Every record is to be duplicated exactly as it reads, without its images.

# SOURCE MATERIAL:
<<<<
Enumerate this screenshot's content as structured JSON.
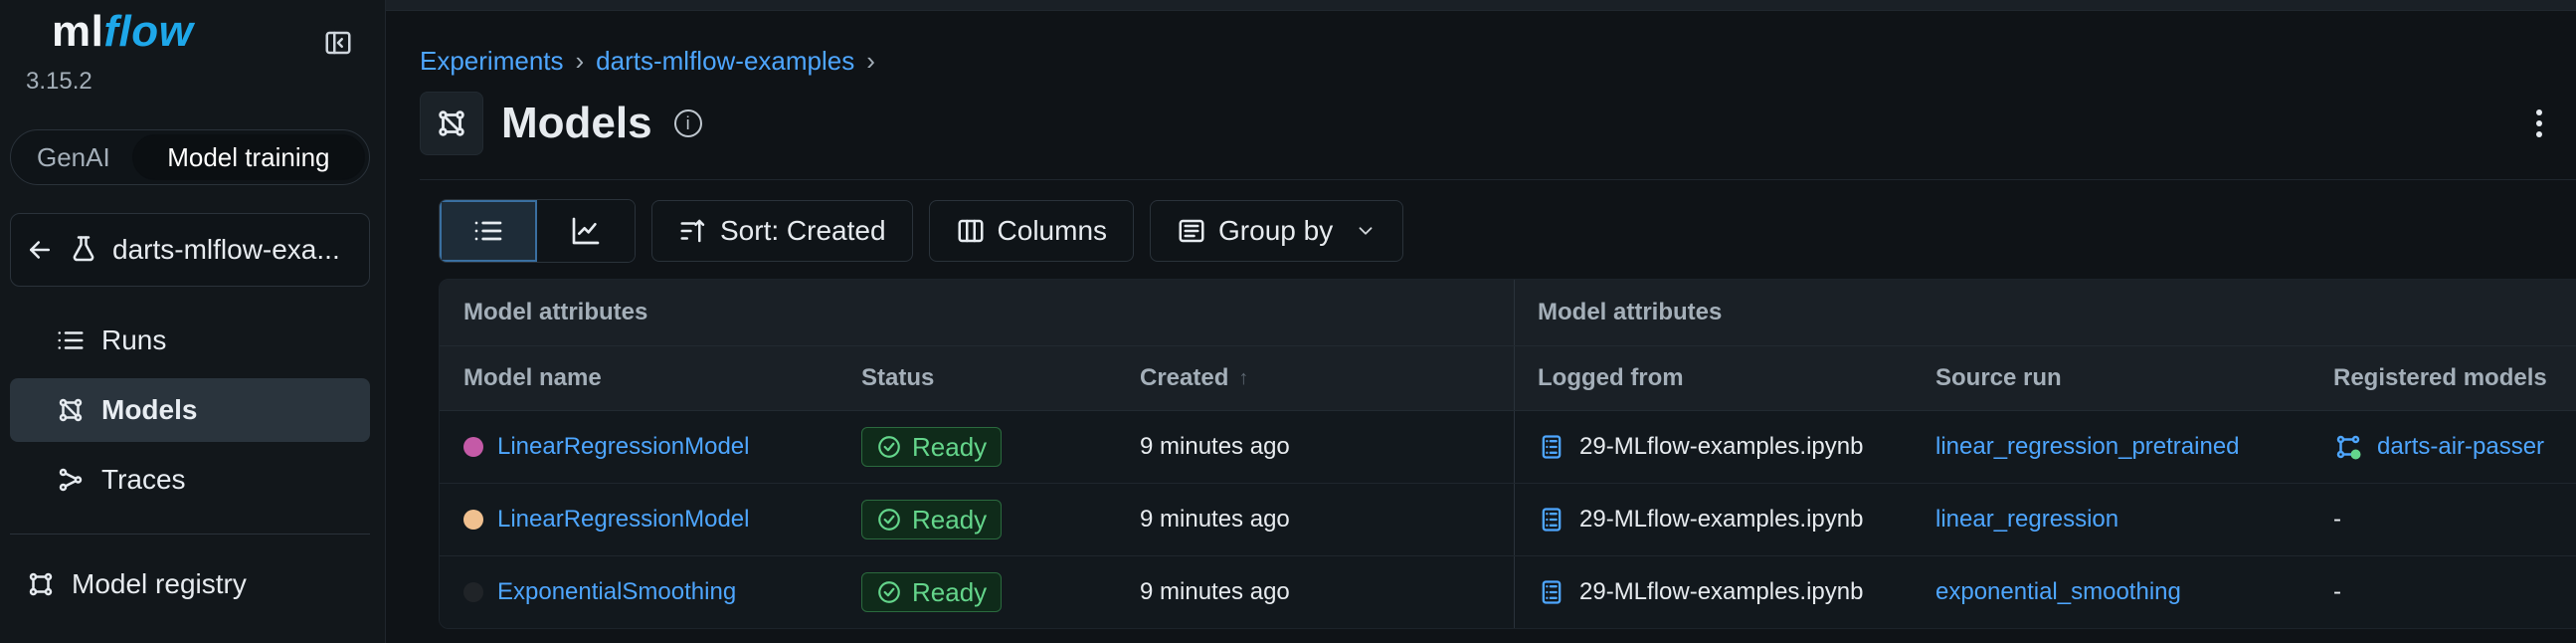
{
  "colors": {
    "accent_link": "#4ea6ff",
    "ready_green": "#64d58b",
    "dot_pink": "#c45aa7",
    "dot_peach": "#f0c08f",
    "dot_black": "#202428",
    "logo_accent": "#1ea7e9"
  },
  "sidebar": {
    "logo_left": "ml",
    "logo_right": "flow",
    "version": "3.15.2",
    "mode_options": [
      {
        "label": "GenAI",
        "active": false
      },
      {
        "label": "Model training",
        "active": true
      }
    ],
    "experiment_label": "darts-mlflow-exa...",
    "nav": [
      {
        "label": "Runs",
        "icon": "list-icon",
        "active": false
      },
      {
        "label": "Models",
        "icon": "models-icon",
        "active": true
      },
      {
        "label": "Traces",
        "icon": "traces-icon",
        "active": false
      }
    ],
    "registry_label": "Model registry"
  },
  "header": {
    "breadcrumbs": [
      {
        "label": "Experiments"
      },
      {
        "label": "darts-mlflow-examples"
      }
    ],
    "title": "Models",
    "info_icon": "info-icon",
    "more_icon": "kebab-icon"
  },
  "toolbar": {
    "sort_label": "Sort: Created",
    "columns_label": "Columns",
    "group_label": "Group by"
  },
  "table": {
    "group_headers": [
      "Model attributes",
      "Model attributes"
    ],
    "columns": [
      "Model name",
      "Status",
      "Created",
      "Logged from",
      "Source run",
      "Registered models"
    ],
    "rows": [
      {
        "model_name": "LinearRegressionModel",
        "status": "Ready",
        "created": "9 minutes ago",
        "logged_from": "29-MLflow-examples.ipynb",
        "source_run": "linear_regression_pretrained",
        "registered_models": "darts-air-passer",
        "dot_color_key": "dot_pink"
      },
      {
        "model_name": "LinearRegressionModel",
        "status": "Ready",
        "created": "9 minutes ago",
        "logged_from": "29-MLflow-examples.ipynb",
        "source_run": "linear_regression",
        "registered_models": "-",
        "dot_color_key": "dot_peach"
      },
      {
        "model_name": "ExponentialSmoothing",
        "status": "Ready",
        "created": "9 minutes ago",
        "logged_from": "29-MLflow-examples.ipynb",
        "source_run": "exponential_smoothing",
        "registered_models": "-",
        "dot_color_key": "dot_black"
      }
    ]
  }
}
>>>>
# ANSWER TO THIS PROBLEM:
Enumerate this screenshot's content as structured JSON.
{
  "colors": {
    "accent_link": "#4ea6ff",
    "ready_green": "#64d58b",
    "dot_pink": "#c45aa7",
    "dot_peach": "#f0c08f",
    "dot_black": "#202428",
    "logo_accent": "#1ea7e9"
  },
  "sidebar": {
    "logo_left": "ml",
    "logo_right": "flow",
    "version": "3.15.2",
    "mode_options": [
      {
        "label": "GenAI",
        "active": false
      },
      {
        "label": "Model training",
        "active": true
      }
    ],
    "experiment_label": "darts-mlflow-exa...",
    "nav": [
      {
        "label": "Runs",
        "icon": "list-icon",
        "active": false
      },
      {
        "label": "Models",
        "icon": "models-icon",
        "active": true
      },
      {
        "label": "Traces",
        "icon": "traces-icon",
        "active": false
      }
    ],
    "registry_label": "Model registry"
  },
  "header": {
    "breadcrumbs": [
      {
        "label": "Experiments"
      },
      {
        "label": "darts-mlflow-examples"
      }
    ],
    "title": "Models",
    "info_icon": "info-icon",
    "more_icon": "kebab-icon"
  },
  "toolbar": {
    "sort_label": "Sort: Created",
    "columns_label": "Columns",
    "group_label": "Group by"
  },
  "table": {
    "group_headers": [
      "Model attributes",
      "Model attributes"
    ],
    "columns": [
      "Model name",
      "Status",
      "Created",
      "Logged from",
      "Source run",
      "Registered models"
    ],
    "rows": [
      {
        "model_name": "LinearRegressionModel",
        "status": "Ready",
        "created": "9 minutes ago",
        "logged_from": "29-MLflow-examples.ipynb",
        "source_run": "linear_regression_pretrained",
        "registered_models": "darts-air-passer",
        "dot_color_key": "dot_pink"
      },
      {
        "model_name": "LinearRegressionModel",
        "status": "Ready",
        "created": "9 minutes ago",
        "logged_from": "29-MLflow-examples.ipynb",
        "source_run": "linear_regression",
        "registered_models": "-",
        "dot_color_key": "dot_peach"
      },
      {
        "model_name": "ExponentialSmoothing",
        "status": "Ready",
        "created": "9 minutes ago",
        "logged_from": "29-MLflow-examples.ipynb",
        "source_run": "exponential_smoothing",
        "registered_models": "-",
        "dot_color_key": "dot_black"
      }
    ]
  }
}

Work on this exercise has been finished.